Presentation on theme: "Section 2: The Nature of Light"— Presentation transcript:
1Section 2: The Nature of Light PreviewKey IdeasBellringerWaves and ParticlesEnergy of a PhotonThe Electromagnetic Spectrum
2Key Ideas How do scientific models describe light? What does the electromagnetic spectrum consist of?
3BellringerName five common applications of waves in the electromagnetic spectrum, and list the type of wave used in each case.An airplane can be detected by radar. When radio waves strike an airplane, they are reflected back to a detector and the airplane shows up on a radar screen. Explain how stealth airplanes fly through the air without being detected by radar.Radio waves that carry radio station transmissions and gamma rays that destroy cancer cells are both electromagnetic waves. What property makes one wave harmless and the other destructive?
4Waves and Particles How do scientific models describe light? The two most common models describe light either as a wave or as a stream of particles.Light produces interference patterns as water waves do.
5Waves and Particles, continued Light can be modeled as a wave.This model describes light as transverse waves that do not require a medium in which to travel.Light waves are also called electromagnetic waves.They consist of changing electric and magnetic fields.The wave model of light explainshow light waves interfere with one anotherwhy light waves may reflectwhy light waves refractwhy light waves diffract
6Waves and Particles, continued The wave model of light cannot explain some observations.When light strikes a piece of metal, electrons may fly off the metal’s surface.Light can be modeled as a stream of particles.In the particle model of light, the energy of light is contained in packets called photons.photon: a unit or quantum of light
7Waves and Particles, continued A beam of light is considered to be a stream of photons.Photons are particles.Photons do not have mass.The energy in a photon is located in a specific area.
9Waves and Particles, continued The model of light used depends on the situation.dual nature of light: light can behave both as waves and as particlesThe energy of light is proportional to frequency.The amount of energy in a photon is proportional to the frequency of the corresponding electromagnetic wave
12Waves and Particles, continued The speed of light depends on the medium.
13Waves and Particles, continued The brightness of light depends on intensity.The quantity that measures the amount of light illuminating a surface is called intensity.Intensity: the rate at which energy flows through a given area of spaceIntensity depends on the number of photons per second, or power, that pass through a certain area of space.
14Waves and Particles, continued Figure 13, p. 502The intensity of light decreases as distance from the light source increases because the light spreads out in spherical wave fronts.
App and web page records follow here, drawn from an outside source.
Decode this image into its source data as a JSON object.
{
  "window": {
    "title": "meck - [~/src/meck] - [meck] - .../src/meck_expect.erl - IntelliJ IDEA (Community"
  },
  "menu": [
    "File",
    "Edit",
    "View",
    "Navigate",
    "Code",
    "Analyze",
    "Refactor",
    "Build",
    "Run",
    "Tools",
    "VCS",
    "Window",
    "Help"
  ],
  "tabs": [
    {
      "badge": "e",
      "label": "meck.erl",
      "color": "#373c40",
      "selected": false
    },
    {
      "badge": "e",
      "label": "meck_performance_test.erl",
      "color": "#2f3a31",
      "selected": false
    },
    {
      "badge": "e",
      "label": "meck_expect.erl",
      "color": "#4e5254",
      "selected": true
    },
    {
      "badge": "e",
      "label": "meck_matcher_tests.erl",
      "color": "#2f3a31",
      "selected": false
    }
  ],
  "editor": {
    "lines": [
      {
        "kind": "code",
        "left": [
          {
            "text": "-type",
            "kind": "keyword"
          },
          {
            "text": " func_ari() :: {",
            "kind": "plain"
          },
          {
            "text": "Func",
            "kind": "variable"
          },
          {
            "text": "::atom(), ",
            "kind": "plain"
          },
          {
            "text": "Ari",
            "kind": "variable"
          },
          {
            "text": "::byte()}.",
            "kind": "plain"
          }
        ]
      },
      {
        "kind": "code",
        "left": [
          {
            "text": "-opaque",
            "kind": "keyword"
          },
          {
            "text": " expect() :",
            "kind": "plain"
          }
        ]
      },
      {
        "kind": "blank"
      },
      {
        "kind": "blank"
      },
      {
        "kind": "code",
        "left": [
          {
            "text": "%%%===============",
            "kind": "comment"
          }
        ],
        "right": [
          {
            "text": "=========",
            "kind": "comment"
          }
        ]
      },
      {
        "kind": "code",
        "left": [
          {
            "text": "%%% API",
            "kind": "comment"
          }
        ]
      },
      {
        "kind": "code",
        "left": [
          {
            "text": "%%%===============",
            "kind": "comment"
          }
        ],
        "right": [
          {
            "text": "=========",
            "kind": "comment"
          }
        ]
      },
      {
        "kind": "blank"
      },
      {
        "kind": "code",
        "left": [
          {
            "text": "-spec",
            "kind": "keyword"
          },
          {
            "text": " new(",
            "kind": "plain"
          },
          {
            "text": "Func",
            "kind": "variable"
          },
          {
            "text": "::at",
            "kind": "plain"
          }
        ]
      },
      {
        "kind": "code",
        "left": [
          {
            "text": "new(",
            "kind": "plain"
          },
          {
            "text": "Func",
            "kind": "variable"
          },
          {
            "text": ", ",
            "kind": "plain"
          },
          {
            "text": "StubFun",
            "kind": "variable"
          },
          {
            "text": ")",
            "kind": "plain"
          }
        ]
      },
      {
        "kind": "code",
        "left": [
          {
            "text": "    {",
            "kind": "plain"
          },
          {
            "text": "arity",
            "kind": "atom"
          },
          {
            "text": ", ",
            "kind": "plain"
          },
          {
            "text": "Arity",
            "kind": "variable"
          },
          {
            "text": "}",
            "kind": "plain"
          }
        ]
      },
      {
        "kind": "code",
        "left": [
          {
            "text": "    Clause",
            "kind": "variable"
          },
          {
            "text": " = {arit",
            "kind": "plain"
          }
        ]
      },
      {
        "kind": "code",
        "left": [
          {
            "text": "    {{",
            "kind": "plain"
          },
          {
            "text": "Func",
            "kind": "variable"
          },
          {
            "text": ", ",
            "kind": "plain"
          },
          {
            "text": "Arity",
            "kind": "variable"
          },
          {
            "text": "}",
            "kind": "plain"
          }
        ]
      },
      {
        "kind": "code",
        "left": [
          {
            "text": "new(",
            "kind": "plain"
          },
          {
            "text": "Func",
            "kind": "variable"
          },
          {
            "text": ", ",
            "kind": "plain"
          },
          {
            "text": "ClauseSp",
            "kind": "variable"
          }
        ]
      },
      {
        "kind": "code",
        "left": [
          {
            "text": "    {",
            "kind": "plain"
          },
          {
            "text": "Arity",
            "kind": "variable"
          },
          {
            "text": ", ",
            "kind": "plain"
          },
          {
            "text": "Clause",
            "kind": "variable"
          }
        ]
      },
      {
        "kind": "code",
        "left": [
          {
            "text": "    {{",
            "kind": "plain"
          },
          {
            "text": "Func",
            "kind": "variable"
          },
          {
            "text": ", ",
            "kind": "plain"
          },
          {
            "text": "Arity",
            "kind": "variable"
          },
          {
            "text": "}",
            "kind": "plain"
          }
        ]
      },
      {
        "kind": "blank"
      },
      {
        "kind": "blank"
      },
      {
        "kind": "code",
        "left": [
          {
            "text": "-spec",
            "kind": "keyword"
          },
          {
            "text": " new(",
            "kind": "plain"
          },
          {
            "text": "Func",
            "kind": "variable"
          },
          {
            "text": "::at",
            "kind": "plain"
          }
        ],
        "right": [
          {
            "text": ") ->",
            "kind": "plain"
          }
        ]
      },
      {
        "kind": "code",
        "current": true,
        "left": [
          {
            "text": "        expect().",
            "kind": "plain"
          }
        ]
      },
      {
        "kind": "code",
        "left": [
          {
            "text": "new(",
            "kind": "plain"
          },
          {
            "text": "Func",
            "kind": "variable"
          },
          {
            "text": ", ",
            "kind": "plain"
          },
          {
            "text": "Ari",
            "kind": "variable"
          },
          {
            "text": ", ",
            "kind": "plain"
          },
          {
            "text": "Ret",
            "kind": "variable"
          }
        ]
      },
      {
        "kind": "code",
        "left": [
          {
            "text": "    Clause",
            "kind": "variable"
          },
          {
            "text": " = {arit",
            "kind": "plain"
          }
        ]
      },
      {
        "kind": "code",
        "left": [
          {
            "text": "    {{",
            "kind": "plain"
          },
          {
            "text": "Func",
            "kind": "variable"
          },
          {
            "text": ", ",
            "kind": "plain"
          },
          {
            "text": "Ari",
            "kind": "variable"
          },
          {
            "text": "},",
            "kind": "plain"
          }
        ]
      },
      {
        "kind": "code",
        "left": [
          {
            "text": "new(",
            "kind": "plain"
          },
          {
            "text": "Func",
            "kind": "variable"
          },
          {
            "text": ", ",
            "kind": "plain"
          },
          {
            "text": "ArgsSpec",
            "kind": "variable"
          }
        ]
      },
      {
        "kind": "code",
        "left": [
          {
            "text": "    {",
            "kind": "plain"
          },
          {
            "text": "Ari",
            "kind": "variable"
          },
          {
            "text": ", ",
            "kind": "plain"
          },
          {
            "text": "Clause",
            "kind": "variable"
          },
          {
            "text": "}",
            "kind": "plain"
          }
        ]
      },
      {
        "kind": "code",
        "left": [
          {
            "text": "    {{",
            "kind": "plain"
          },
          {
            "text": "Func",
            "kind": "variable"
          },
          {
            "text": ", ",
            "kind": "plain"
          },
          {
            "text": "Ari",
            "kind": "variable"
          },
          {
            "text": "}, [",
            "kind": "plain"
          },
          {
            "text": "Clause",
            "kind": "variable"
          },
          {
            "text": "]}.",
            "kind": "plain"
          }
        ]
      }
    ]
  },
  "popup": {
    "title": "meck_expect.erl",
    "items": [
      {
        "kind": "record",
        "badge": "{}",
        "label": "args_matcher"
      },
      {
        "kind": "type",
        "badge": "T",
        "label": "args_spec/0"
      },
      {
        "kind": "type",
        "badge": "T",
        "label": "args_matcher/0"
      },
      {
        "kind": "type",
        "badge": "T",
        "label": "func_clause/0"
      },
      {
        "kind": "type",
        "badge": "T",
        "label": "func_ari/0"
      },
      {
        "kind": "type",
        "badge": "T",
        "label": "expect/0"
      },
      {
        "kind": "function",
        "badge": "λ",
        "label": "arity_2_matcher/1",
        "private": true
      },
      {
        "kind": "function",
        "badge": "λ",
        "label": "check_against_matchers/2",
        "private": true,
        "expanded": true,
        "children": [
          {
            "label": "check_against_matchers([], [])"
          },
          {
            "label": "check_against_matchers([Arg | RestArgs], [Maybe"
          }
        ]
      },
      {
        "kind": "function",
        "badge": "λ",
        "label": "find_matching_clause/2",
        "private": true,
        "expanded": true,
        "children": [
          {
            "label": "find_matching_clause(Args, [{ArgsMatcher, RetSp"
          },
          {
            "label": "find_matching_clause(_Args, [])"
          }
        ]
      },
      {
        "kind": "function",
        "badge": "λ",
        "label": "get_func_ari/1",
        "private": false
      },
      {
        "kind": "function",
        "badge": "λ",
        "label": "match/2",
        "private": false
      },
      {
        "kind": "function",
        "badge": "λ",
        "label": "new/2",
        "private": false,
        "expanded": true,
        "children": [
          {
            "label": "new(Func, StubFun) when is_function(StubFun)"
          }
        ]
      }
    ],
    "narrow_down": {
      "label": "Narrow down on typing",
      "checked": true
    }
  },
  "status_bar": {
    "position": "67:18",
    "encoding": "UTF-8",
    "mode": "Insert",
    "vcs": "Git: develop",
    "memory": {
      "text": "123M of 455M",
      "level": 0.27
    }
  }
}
15The Electromagnetic Spectrum What does the electromagnetic spectrum consist of?The electromagnetic spectrum consists of light at all possible energies, frequencies, and wavelengths.The visible spectrum is only a small part of the electromagnetic spectrum.Each part of the electromagnetic spectrum has unique properties.
17The Electromagnetic Spectrum, continued Radio waves are used in communications and radar.Radio waves have wavelengths that range from tenths of a meter to thousands of meters.Radar: radio detection and ranging, a system that uses reflected radio waves to determine the velocity and location of objectsMicrowaves are used in cooking and communication.Microwaves have wavelengths in the range of centimeters.
18The Electromagnetic Spectrum, continued Infrared light can be felt as warmth.Infrared (IR) wavelengths are slightly longer than red visible light.Sunlight contains ultraviolet light.The invisible light that lies just beyond violet light falls into the ultraviolet (UV) portion of the spectrum.X rays and gamma rays are used in medicine.X rays have wavelengths less than 10–8 m.Gamma rays are the electromagnetic waves with the highest energy.They have wavelengths shorter than 10–10 m.